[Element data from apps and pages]
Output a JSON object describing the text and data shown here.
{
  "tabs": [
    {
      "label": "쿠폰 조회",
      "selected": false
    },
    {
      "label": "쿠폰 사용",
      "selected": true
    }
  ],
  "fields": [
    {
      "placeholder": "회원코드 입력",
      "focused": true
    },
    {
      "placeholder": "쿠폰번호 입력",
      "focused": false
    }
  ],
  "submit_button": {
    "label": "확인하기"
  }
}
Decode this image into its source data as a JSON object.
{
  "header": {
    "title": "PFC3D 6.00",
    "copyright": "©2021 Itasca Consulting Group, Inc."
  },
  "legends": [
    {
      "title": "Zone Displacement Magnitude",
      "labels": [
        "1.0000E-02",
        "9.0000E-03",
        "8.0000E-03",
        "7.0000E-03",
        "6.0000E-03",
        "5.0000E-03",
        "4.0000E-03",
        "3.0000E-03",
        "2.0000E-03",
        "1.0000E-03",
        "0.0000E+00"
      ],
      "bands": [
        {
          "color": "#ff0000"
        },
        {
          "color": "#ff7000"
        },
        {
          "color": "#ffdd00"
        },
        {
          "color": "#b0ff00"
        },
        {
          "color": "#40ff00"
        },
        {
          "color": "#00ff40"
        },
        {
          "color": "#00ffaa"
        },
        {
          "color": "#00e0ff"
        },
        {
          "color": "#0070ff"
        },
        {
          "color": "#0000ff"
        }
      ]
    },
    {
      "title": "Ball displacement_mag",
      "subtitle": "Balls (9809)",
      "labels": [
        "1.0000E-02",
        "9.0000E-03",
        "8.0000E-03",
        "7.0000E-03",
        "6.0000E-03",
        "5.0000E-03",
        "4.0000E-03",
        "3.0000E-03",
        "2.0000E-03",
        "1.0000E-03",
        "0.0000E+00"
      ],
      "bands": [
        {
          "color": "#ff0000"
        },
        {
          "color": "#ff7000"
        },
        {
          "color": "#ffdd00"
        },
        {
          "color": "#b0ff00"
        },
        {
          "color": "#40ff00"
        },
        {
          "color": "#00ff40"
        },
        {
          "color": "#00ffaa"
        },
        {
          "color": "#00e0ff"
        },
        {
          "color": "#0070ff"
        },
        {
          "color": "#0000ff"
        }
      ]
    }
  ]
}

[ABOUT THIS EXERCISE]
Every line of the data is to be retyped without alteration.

[EXERCISE RESULT]
Output a JSON object describing the text and data shown here.
{
  "tabs": [
    {
      "label": "쿠폰 조회",
      "selected": false
    },
    {
      "label": "쿠폰 사용",
      "selected": true
    }
  ],
  "fields": [
    {
      "placeholder": "회원코드 입력",
      "focused": true
    },
    {
      "placeholder": "쿠폰번호 입력",
      "focused": false
    }
  ],
  "submit_button": {
    "label": "확인하기"
  }
}
Decode this image into its source data as a JSON object.
{
  "header": {
    "title": "PFC3D 6.00",
    "copyright": "©2021 Itasca Consulting Group, Inc."
  },
  "legends": [
    {
      "title": "Zone Displacement Magnitude",
      "labels": [
        "1.0000E-02",
        "9.0000E-03",
        "8.0000E-03",
        "7.0000E-03",
        "6.0000E-03",
        "5.0000E-03",
        "4.0000E-03",
        "3.0000E-03",
        "2.0000E-03",
        "1.0000E-03",
        "0.0000E+00"
      ],
      "bands": [
        {
          "color": "#ff0000"
        },
        {
          "color": "#ff7000"
        },
        {
          "color": "#ffdd00"
        },
        {
          "color": "#b0ff00"
        },
        {
          "color": "#40ff00"
        },
        {
          "color": "#00ff40"
        },
        {
          "color": "#00ffaa"
        },
        {
          "color": "#00e0ff"
        },
        {
          "color": "#0070ff"
        },
        {
          "color": "#0000ff"
        }
      ]
    },
    {
      "title": "Ball displacement_mag",
      "subtitle": "Balls (9809)",
      "labels": [
        "1.0000E-02",
        "9.0000E-03",
        "8.0000E-03",
        "7.0000E-03",
        "6.0000E-03",
        "5.0000E-03",
        "4.0000E-03",
        "3.0000E-03",
        "2.0000E-03",
        "1.0000E-03",
        "0.0000E+00"
      ],
      "bands": [
        {
          "color": "#ff0000"
        },
        {
          "color": "#ff7000"
        },
        {
          "color": "#ffdd00"
        },
        {
          "color": "#b0ff00"
        },
        {
          "color": "#40ff00"
        },
        {
          "color": "#00ff40"
        },
        {
          "color": "#00ffaa"
        },
        {
          "color": "#00e0ff"
        },
        {
          "color": "#0070ff"
        },
        {
          "color": "#0000ff"
        }
      ]
    }
  ]
}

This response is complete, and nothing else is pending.